“I don’t think there’s a typical reaction,” Block said. “I liken it this way: It’s if I just walked up to them and punched them in the stomach.”
Block handles death notifications locally. Local agencies are responsible for delivering the news, even if residents die in a different community.
The procedure for people who die here from out of state is to contact law enforcement in that community, according to Sgt. Josh Rude, North Dakota Highway Patrol.
That was the case when six men from Missouri died in a crash here on Wednesday.
The North Dakota Highway Patrol worked with the Springfield (Mo.) Police Department. The next of kin for some of the victims in Wednesday’s crash lived in Mexico.
The NDHP contacted the Mexican Consulate in St. Paul, Minn., to deliver the news, Rude said.
The task is something that can fall onto any branch of local law enforcement here, whether it’s the patrol, Jamestown Police Department or Stutsman County Sheriff’s Office.
Block and Rude have worked together before.
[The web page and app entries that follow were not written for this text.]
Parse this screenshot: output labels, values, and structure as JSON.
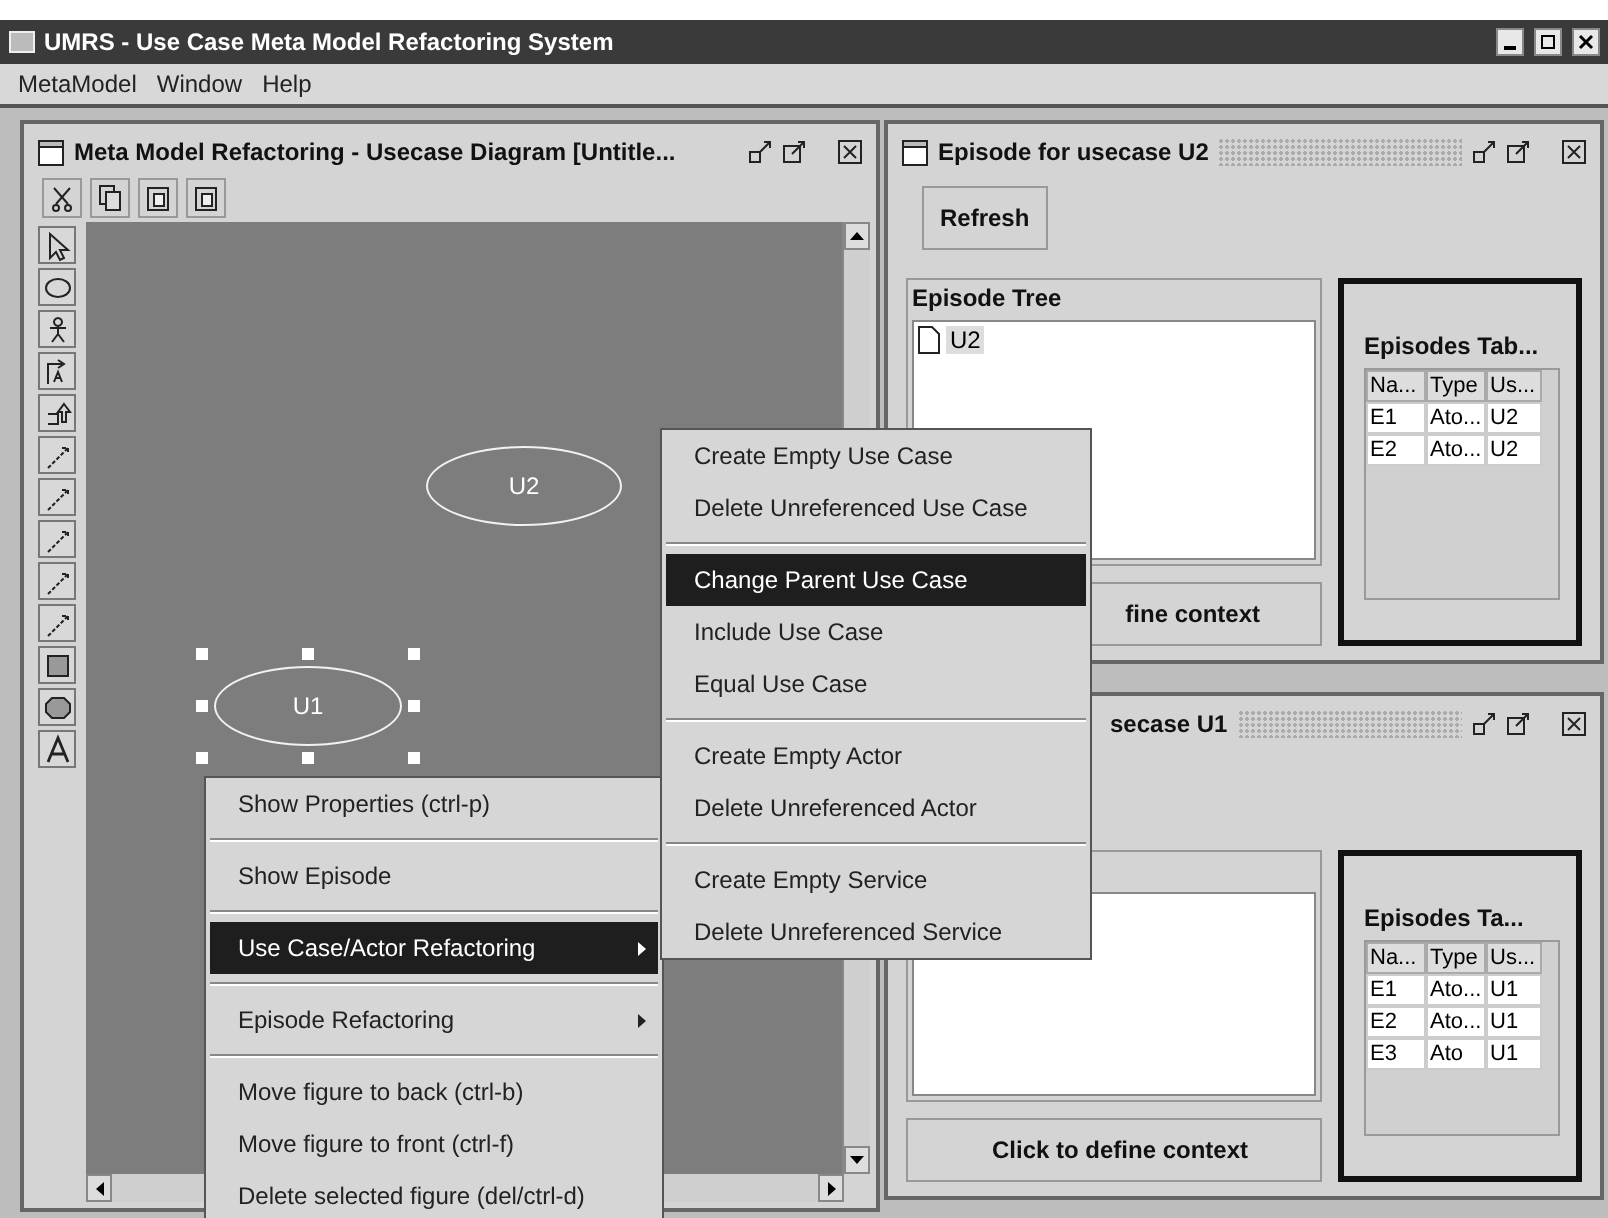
{
  "app": {
    "title": "UMRS - Use Case Meta Model Refactoring System",
    "menu": [
      "MetaModel",
      "Window",
      "Help"
    ]
  },
  "diagram_window": {
    "title": "Meta Model Refactoring - Usecase Diagram [Untitle...",
    "shapes": [
      {
        "label": "U2",
        "selected": false
      },
      {
        "label": "U1",
        "selected": true
      }
    ]
  },
  "episode_windows": [
    {
      "title": "Episode for usecase U2",
      "refresh": "Refresh",
      "tree_title": "Episode Tree",
      "tree_items": [
        "U2"
      ],
      "context_button": "fine context",
      "table_title": "Episodes Tab...",
      "columns": [
        "Na...",
        "Type",
        "Us..."
      ],
      "rows": [
        [
          "E1",
          "Ato...",
          "U2"
        ],
        [
          "E2",
          "Ato...",
          "U2"
        ]
      ]
    },
    {
      "title": "secase U1",
      "context_button": "Click to define context",
      "table_title": "Episodes Ta...",
      "columns": [
        "Na...",
        "Type",
        "Us..."
      ],
      "rows": [
        [
          "E1",
          "Ato...",
          "U1"
        ],
        [
          "E2",
          "Ato...",
          "U1"
        ],
        [
          "E3",
          "Ato",
          "U1"
        ]
      ]
    }
  ],
  "context_menu": {
    "items": [
      {
        "kind": "item",
        "label": "Show Properties (ctrl-p)",
        "selected": false,
        "submenu": false
      },
      {
        "kind": "separator"
      },
      {
        "kind": "item",
        "label": "Show Episode",
        "selected": false,
        "submenu": false
      },
      {
        "kind": "separator"
      },
      {
        "kind": "item",
        "label": "Use Case/Actor Refactoring",
        "selected": true,
        "submenu": true
      },
      {
        "kind": "separator"
      },
      {
        "kind": "item",
        "label": "Episode Refactoring",
        "selected": false,
        "submenu": true
      },
      {
        "kind": "separator"
      },
      {
        "kind": "item",
        "label": "Move figure to back (ctrl-b)",
        "selected": false,
        "submenu": false
      },
      {
        "kind": "item",
        "label": "Move figure to front (ctrl-f)",
        "selected": false,
        "submenu": false
      },
      {
        "kind": "item",
        "label": "Delete selected figure (del/ctrl-d)",
        "selected": false,
        "submenu": false
      }
    ]
  },
  "submenu": {
    "items": [
      {
        "kind": "item",
        "label": "Create Empty Use Case",
        "selected": false
      },
      {
        "kind": "item",
        "label": "Delete Unreferenced Use Case",
        "selected": false
      },
      {
        "kind": "separator"
      },
      {
        "kind": "item",
        "label": "Change Parent Use Case",
        "selected": true
      },
      {
        "kind": "item",
        "label": "Include Use Case",
        "selected": false
      },
      {
        "kind": "item",
        "label": "Equal Use Case",
        "selected": false
      },
      {
        "kind": "separator"
      },
      {
        "kind": "item",
        "label": "Create Empty Actor",
        "selected": false
      },
      {
        "kind": "item",
        "label": "Delete Unreferenced Actor",
        "selected": false
      },
      {
        "kind": "separator"
      },
      {
        "kind": "item",
        "label": "Create Empty Service",
        "selected": false
      },
      {
        "kind": "item",
        "label": "Delete Unreferenced Service",
        "selected": false
      }
    ]
  }
}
Twice last summer the pair had to inform next of kin of a death.
“I can’t think of anything more difficult than that,” Rude said.
It’s a job no one volunteers to do, he said, but something the trooper deems necessary.
“That’s not something I’m going to assign to somebody else, I wouldn’t wish that on anybody,” Rude said. “That’s just part of the job as a supervisor — you get the call and its part of your duty.”
Most times people that open the door are in shock or denial before a word is even uttered. Rude called it “raw emotion.”
Having a pastor there on his own volition helps provide support for everyone involved, he said.
“It’s hard to put it in words but I’m able to remain calm in times of severe crisis,” Block said. “It’s not only helpful for the police officer and the family but it’s also helpful for me.
“I feel that God surrounds me and upholds me as I deliver this really difficult news. It doesn’t mean I don’t have feelings or I don’t feel a sense of loss or sadness but it shows up later, not at the time I’m with the family.”
Block underwent training in Bismarck to serve as a law enforcement chaplain and the decision to put himself into emotional situations was his.
“I seem to have a gift for being with people in a time of crisis,” he said.
Block will stay at the house with the family until someone from their church or their family can be there to provide comfort and emotional support.
“I’m ecumenical as far as that and I think being able to do that is helpful too, to come at from a theological standpoint, a religious standpoint — that helps with my anxiety,” he said.
Block has gone on four local calls in the more-than-two years he has held the position. His goal at each one has been the same.
“I don’t leave until the situation is calm or quiet,” he said. “I will not leave them alone.”
Sun reporter Ben Rodgers can be reached at 701-952-8455 or by email at email@example.com